* Raw data
━━━━━━━━━━

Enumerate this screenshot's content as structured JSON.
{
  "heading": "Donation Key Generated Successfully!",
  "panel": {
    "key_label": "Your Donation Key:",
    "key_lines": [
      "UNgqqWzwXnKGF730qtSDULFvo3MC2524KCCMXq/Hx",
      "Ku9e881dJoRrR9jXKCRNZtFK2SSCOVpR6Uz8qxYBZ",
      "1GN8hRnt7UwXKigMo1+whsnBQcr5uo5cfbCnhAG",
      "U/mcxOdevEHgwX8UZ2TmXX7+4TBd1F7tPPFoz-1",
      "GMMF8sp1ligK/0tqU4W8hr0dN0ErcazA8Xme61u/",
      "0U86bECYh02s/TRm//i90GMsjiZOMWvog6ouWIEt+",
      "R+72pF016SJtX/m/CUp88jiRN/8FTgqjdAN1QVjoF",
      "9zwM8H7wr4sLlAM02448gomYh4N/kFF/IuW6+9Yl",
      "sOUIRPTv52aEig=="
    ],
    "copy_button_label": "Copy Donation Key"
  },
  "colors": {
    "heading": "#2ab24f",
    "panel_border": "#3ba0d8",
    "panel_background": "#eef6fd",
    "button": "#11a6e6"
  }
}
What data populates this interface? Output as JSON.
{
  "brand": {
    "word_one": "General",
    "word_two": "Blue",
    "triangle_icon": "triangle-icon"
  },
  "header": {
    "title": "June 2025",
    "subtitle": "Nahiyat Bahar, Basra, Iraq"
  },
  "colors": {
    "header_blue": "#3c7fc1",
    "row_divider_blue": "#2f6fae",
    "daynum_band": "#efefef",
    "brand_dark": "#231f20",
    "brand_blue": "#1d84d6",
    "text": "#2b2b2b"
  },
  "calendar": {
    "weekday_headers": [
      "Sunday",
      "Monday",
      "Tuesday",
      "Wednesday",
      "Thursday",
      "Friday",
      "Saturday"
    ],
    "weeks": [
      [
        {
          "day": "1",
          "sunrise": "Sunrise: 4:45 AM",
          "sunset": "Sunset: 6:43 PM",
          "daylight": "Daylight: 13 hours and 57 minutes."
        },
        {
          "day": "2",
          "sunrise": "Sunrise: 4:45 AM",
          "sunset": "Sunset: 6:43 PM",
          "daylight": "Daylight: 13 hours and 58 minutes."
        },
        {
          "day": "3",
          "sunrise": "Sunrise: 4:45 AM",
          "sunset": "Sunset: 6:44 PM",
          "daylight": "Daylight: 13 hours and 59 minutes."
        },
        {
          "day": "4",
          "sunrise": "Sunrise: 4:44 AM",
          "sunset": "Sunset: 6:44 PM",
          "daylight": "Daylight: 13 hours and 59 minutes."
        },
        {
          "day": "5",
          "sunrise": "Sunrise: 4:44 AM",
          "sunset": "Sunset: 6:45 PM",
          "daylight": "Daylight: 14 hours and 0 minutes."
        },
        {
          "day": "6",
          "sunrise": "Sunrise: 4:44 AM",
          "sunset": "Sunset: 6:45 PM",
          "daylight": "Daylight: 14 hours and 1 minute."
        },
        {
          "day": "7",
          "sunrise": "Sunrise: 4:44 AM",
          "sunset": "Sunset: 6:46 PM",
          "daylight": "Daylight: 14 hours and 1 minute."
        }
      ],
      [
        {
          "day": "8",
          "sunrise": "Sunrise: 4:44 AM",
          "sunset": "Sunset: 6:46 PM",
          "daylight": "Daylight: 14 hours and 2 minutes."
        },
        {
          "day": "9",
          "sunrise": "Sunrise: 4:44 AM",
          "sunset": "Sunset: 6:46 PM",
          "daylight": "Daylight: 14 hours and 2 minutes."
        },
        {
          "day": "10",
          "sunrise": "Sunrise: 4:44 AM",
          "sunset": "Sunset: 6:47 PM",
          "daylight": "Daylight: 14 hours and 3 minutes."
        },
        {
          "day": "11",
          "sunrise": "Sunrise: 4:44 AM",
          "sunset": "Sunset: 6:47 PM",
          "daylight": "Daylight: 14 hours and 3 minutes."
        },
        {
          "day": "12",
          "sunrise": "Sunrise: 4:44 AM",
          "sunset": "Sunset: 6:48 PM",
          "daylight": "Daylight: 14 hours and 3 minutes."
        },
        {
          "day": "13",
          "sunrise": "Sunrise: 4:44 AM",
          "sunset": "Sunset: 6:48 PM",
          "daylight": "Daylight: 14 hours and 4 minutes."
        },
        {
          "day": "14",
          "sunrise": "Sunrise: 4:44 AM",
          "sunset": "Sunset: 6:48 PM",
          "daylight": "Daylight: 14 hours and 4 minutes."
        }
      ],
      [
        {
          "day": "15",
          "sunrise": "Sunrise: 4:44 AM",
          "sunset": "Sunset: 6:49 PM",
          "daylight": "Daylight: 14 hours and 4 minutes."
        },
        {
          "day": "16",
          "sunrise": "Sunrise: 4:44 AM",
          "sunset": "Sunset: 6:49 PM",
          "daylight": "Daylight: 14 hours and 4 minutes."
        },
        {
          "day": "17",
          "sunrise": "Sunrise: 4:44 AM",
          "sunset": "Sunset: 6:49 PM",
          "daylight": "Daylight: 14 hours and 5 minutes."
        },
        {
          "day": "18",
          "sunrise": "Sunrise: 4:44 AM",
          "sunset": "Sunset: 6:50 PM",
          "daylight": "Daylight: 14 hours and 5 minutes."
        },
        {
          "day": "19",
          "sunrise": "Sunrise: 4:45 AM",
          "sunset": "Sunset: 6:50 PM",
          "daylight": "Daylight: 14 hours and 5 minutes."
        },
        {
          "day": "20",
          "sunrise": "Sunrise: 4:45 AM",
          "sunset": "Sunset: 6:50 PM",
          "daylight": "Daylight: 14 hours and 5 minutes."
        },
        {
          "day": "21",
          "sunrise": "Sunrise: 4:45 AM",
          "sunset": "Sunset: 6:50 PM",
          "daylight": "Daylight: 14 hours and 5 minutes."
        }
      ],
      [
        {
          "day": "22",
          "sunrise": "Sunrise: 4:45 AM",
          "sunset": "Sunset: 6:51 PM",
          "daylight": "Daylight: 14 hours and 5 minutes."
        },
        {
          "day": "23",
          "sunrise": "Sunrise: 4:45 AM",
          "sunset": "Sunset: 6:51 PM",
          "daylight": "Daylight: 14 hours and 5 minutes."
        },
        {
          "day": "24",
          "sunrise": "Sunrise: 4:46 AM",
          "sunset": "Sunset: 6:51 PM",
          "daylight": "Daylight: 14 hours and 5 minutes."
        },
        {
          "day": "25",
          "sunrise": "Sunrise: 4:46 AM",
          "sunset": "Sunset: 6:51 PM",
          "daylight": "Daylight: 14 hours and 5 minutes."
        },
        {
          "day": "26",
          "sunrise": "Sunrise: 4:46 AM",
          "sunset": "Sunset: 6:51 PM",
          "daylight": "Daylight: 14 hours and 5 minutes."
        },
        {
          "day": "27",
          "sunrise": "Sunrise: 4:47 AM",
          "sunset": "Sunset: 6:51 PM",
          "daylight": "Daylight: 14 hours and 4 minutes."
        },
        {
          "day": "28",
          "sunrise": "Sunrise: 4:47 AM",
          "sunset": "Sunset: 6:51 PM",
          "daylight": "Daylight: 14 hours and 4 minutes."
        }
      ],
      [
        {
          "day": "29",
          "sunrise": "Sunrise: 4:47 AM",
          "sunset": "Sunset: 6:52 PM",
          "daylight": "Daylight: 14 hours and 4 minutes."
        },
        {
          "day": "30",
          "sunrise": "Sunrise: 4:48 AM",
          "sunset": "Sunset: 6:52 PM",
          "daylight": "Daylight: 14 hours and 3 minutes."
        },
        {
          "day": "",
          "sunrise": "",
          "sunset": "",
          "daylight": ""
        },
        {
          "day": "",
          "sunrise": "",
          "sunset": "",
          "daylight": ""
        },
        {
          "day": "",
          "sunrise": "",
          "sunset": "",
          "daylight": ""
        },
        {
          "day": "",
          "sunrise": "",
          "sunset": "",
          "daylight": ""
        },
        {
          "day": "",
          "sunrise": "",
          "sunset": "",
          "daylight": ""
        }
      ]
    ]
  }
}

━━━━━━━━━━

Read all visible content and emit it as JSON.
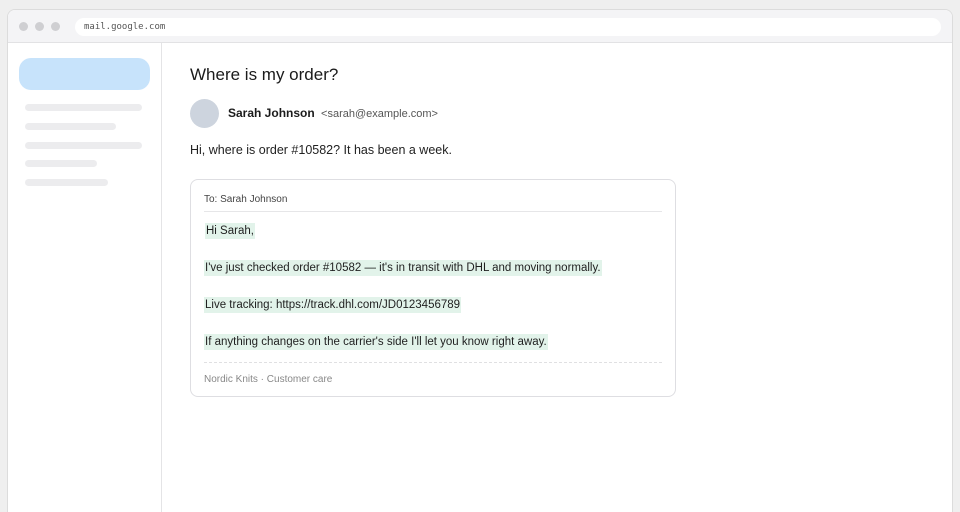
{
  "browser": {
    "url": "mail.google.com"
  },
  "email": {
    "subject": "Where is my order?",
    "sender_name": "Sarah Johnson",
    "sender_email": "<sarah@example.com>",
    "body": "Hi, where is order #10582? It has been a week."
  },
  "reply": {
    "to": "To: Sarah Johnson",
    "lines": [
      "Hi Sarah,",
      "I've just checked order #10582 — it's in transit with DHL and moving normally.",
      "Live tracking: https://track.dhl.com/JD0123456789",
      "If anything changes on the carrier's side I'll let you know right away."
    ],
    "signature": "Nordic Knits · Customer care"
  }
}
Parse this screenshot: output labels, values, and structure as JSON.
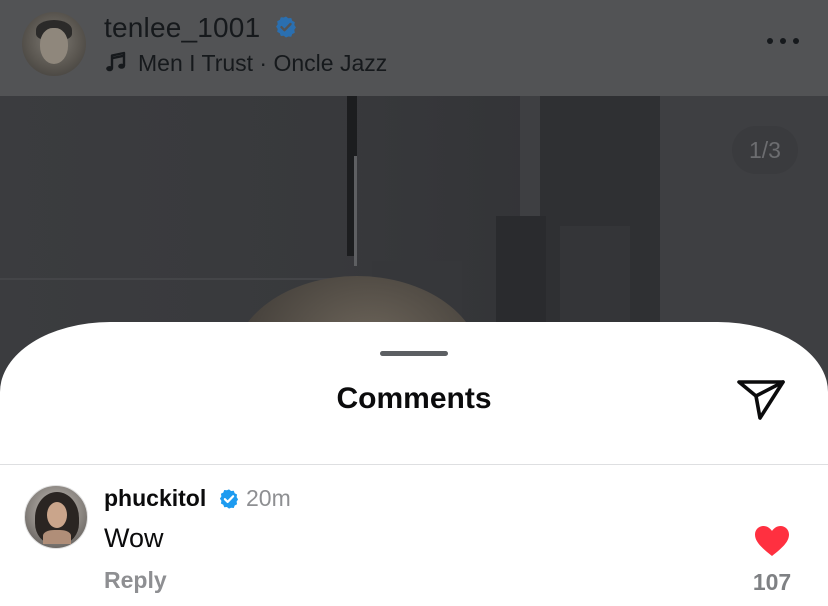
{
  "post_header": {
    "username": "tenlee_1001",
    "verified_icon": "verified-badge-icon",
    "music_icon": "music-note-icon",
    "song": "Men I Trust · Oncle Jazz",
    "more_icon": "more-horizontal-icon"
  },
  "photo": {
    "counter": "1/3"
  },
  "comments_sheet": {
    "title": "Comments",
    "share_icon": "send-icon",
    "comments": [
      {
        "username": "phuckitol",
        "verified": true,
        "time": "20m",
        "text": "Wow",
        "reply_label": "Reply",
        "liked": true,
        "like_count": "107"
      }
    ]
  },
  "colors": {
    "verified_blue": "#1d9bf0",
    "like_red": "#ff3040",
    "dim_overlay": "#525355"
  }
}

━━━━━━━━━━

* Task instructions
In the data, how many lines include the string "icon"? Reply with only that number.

* Exercise answer
5